For years, people trying to hail a cab in New York City have been confused by trying to decode the many permutations of taxis’ “Off Duty” lights. If those words are illuminated, the cab may still be available, but only if the medallion number light is also on — and if you happen to be heading in the direction the cab is driving. It’s confusing enough to NYC residents, and downright confounding to most visitors. But that’s all about to be cleared up. [More]
Most of us who’ve lived in major city for long enough have had those experiences of sitting in the backseat of a cab, irritated and possibly concerned by the driver’s incessant yammering on his/her phone. Wouldn’t it be nice if such distracting chit-chat was illegal? [More]
You’re probably familiar with the long-running HBO special “Taxicab Confessions,” in which cab passengers –often under the influence of some sort of intoxicant — open their hearts, minds, and sometimes their blouses to drivers of taxis rigged with multiple hidden cameras. Now the UK city of Oxford is turning its entire fleet of cabs into rolling recording devices. [More]
Many of you may remember comedian Mark Malkoff as the guy who raced — and beat — a New York City bus while riding a big wheel or the man who tested the limits of Apple Store employees’ hospitality using a goat and a Darth Vader costume. Recently, he hired a NYC taxi for 14 hours and offered to pay the fare of anyone who Tweeted him for a ride. [More]
Claiming their free speech has been violated, advertisers are speaking out against the New York City Taxi and Limousine Commission’s decision to let taxi drivers decline to post ads featuring scantily-clad women on their vehicles. The companies are bitter that they apparently wasted the money they paid to create ads they now can’t use as widely as planned. [More]
There’s a driver for Pittsburgh Yellow Cab Company who doesn’t like it when you try to pay with a Discover card, even though the company’s website says they accept it. When Adam tried this, the driver accused him of trying to avoid paying, then locked the doors and initially refused to let him go to an ATM 15 feet away unless he left all of his belongings behind. While Adam called the cab company to complain (he was routed to a voicemail inbox), the driver called the police. Twice. [More]

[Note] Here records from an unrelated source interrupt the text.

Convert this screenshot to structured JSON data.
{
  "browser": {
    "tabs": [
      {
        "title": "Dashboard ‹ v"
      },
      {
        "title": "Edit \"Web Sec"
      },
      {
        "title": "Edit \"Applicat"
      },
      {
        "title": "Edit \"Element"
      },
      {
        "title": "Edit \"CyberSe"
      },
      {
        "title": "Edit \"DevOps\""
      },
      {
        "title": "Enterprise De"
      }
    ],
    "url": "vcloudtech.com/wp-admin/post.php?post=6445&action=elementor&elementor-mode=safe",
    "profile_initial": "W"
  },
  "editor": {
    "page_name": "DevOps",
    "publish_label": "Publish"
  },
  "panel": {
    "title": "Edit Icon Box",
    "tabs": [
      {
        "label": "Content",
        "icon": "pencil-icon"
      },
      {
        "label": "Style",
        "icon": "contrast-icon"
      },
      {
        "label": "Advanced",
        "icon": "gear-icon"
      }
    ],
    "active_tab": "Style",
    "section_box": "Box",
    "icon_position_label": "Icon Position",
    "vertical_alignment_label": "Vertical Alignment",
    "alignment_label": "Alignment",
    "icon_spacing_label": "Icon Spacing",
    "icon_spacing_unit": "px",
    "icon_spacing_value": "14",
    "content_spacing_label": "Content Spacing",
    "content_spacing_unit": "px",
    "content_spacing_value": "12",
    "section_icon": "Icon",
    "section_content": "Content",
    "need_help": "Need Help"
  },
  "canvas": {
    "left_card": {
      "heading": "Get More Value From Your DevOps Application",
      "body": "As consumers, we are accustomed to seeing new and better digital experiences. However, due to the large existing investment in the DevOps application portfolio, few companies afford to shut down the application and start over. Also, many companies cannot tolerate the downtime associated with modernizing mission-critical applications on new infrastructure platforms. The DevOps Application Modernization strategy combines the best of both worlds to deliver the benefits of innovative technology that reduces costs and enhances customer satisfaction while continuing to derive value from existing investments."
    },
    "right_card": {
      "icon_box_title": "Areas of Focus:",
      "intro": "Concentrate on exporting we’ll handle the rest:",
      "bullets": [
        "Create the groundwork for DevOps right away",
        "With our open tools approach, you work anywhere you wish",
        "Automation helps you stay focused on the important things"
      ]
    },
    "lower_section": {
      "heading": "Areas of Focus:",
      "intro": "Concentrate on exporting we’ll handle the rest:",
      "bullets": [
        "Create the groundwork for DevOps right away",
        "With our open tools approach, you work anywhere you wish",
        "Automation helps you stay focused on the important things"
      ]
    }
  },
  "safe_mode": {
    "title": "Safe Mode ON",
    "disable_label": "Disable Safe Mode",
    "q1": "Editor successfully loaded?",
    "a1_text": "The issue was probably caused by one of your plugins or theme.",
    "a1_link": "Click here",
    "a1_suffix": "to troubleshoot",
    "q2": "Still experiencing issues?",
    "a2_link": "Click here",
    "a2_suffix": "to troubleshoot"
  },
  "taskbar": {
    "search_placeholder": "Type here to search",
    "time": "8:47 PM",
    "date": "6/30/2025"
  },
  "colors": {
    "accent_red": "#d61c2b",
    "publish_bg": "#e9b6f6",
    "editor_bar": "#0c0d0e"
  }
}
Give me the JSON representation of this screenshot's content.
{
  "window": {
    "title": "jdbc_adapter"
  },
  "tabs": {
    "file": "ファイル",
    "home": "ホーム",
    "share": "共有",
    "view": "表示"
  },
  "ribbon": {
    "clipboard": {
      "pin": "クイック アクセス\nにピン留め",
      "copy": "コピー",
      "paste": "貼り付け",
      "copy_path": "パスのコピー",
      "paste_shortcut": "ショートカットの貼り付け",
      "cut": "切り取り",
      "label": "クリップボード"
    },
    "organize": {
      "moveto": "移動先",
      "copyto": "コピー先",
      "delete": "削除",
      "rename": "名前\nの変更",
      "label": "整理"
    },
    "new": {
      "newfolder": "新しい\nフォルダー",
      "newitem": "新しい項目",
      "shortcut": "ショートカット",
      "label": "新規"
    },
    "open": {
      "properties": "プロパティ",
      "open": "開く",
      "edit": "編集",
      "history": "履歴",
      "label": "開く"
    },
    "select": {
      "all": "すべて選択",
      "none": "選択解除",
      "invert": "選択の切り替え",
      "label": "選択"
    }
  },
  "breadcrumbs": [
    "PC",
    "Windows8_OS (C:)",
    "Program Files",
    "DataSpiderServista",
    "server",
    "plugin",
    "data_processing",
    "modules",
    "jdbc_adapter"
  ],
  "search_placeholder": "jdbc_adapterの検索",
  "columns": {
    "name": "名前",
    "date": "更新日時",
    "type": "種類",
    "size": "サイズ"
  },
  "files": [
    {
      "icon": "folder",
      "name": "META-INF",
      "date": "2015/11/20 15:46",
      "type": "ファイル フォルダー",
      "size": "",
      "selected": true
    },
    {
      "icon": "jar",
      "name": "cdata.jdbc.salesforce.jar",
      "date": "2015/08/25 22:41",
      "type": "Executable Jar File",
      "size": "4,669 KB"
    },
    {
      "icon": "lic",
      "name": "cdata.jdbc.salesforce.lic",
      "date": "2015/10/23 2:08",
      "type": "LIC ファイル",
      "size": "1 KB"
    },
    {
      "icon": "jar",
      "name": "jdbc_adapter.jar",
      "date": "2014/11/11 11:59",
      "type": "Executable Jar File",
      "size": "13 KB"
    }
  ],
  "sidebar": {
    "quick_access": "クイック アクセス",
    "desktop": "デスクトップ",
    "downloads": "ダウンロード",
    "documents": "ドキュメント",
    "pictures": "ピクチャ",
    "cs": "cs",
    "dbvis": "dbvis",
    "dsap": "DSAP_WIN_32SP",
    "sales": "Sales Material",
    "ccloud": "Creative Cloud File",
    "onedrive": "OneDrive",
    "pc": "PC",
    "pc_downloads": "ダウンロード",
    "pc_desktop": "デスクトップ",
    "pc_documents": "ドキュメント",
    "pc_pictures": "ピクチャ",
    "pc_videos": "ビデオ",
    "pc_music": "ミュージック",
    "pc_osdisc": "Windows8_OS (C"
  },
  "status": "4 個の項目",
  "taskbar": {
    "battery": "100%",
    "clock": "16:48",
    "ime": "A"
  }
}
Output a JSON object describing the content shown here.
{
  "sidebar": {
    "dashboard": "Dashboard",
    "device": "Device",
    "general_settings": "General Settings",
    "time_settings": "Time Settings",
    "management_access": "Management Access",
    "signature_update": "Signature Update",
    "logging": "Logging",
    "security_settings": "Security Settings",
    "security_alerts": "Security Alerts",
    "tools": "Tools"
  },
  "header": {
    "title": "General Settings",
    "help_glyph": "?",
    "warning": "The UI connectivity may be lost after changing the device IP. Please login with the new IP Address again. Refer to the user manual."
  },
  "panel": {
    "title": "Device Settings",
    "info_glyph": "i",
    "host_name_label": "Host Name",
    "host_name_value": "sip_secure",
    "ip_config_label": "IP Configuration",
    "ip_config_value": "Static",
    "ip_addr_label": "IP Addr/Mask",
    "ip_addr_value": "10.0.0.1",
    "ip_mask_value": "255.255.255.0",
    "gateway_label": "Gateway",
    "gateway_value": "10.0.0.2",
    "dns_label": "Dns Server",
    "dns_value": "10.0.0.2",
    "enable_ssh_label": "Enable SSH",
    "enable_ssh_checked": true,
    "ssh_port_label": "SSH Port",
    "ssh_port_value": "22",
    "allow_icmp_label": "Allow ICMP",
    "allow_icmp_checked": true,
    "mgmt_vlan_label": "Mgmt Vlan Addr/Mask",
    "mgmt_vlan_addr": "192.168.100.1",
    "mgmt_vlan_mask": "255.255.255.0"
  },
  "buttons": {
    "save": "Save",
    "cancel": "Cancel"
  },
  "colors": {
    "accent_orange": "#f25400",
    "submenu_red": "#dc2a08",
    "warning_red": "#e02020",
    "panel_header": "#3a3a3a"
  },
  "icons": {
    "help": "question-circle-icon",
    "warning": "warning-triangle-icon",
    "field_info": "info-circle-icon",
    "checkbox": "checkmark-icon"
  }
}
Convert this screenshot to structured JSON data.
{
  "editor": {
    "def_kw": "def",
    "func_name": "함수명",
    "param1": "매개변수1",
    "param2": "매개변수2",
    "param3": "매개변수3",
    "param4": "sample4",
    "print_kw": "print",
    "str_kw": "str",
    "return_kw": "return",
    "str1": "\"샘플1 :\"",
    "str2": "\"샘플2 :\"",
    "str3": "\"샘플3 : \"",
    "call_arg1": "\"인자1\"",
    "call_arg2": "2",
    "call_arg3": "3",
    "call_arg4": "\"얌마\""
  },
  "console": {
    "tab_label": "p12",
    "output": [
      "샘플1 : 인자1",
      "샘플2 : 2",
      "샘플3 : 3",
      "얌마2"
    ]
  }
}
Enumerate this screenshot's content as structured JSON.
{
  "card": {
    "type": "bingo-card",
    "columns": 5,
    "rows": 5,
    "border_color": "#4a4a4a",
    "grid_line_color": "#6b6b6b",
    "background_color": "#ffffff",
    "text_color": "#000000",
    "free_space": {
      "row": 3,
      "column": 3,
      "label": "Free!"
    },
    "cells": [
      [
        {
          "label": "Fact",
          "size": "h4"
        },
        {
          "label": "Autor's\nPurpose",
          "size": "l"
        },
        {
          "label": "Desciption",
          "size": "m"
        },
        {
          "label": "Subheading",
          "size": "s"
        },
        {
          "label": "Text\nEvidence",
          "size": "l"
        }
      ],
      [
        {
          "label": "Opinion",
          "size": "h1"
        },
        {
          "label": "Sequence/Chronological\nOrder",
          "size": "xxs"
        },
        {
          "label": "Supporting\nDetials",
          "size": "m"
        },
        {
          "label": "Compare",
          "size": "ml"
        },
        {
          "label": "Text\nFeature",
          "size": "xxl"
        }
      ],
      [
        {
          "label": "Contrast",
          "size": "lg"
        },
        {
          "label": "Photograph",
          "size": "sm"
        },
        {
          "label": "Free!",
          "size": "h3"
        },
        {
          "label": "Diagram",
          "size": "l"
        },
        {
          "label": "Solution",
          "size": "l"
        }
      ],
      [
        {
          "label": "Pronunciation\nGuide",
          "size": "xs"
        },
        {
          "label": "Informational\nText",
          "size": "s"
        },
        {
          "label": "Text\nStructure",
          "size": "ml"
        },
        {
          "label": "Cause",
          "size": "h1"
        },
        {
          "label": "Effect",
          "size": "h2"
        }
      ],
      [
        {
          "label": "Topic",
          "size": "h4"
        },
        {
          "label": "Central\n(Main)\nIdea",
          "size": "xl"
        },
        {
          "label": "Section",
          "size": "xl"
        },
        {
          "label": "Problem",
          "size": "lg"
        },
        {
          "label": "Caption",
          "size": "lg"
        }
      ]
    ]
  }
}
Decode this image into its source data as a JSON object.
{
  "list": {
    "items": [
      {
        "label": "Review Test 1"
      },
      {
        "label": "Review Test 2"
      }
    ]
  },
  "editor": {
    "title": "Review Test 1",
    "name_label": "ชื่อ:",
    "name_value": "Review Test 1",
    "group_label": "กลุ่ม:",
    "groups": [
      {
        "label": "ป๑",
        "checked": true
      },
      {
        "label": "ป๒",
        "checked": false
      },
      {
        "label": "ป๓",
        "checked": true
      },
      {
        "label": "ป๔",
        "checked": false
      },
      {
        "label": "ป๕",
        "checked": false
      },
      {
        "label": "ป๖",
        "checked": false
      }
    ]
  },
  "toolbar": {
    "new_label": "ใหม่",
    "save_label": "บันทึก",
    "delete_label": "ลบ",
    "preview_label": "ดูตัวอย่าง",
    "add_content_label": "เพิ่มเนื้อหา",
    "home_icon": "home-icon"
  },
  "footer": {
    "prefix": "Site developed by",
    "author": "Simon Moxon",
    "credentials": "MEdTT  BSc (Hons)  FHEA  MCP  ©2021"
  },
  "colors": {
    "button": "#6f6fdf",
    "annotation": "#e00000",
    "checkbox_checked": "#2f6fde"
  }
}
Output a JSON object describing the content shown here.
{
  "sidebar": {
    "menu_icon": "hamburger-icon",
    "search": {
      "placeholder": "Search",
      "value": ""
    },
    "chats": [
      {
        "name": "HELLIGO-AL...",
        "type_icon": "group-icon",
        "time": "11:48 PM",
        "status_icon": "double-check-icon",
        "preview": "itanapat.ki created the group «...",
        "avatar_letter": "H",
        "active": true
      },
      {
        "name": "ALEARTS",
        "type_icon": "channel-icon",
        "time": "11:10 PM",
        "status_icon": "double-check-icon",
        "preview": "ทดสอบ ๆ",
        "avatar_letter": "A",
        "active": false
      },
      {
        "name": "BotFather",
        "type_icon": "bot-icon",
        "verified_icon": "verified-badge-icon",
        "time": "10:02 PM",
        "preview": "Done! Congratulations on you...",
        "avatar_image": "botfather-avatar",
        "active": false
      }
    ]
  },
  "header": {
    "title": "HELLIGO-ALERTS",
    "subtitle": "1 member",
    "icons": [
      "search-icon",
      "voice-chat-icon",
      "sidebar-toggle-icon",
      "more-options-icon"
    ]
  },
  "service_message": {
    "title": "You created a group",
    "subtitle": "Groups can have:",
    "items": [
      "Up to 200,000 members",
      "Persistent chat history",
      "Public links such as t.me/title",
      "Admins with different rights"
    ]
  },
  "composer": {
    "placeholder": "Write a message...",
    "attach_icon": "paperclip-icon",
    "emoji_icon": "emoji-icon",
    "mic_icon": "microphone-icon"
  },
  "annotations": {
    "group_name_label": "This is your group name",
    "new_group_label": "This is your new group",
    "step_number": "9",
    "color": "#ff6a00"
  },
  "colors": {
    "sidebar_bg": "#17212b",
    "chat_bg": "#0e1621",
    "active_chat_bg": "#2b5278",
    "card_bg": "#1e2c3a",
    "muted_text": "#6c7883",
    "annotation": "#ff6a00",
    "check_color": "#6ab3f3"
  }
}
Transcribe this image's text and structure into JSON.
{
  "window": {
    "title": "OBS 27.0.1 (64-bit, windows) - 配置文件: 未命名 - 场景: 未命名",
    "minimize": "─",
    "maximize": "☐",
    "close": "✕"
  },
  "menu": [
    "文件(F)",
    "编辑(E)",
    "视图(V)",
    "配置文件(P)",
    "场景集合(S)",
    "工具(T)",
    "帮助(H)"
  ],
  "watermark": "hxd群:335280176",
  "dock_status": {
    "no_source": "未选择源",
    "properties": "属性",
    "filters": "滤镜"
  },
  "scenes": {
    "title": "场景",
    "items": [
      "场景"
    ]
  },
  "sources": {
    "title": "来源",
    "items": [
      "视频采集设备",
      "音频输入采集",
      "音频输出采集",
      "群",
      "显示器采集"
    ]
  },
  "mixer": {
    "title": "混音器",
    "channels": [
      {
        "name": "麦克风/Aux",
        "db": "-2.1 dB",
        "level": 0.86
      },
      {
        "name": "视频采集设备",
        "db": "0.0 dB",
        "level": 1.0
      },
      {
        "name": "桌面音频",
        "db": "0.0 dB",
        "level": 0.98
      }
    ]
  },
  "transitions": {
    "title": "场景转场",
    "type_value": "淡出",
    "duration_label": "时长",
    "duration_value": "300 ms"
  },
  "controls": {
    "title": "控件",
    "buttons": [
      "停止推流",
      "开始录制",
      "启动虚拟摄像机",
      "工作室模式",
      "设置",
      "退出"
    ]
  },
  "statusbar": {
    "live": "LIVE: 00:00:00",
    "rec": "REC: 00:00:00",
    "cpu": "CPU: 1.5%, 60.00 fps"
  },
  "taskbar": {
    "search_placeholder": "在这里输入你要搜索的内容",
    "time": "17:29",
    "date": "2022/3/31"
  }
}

A couple months back, we wrote about the New Orleans cab driver charged with holding a passenger hostage because she refused to tip as much as he wanted her to. Now here’s another tale of a cab driver gone rogue over a fare dispute that landed a cabbie in jail after ramming his taxi into the house at which he’d just dropped his passengers off. [More]
We know that tipping is a touchy topic, but a cab driver in New Orleans appears to have gone a teensy-weensy bit too far in his attempt to wrest a 10% tip from his passenger and he’s now facing charges of extortion, simple assault and false imprisonment. [More]
Jean-Jacques Dulugat learned yesterday why you should never let an unlicensed cabbie give you a lift from the airport. Police tried to stop Dulugat and his family as they got into a van driven by a pair of known solicitors, but the duo took off and led cops on a high-speed chase through Brooklyn…
Tamara Perez caught a cab to her Manhattan home Tuesday, when she noticed that she didn’t have enough cash. The cab had a credit card machine, so she decided to pay with credit.
New York taxi drivers have resigned themselves to a fate with credit cards, according to a New York Times investigation. Cabbies struck twice this year to protest regulations forcing them to accept credit of all stripes. To see if cabbies are following the new rules, the Times asked five reporters to hop in twenty cabs each with one question: “I’ve only got a credit card, is that O.K.?”
Cab rides in Washington will soon be cheaper thanks to Mayor Adrian Fenty’s decision to scrap the DC’s antiquated and expensive zone system in favor of the modern meter system found in any respectable city. Cheaper fares for residents means less profit for cabbies. Said one: “There is no way we can make a living on a [time-and-distance] meter.”
“The talk of a strike is in the formulation plans,” said Nathan Price, a driver for Yellow Cab Company of D.C. Inc. and a spokesman for the D.C. Professional Taxicab Drivers Association (PTDA).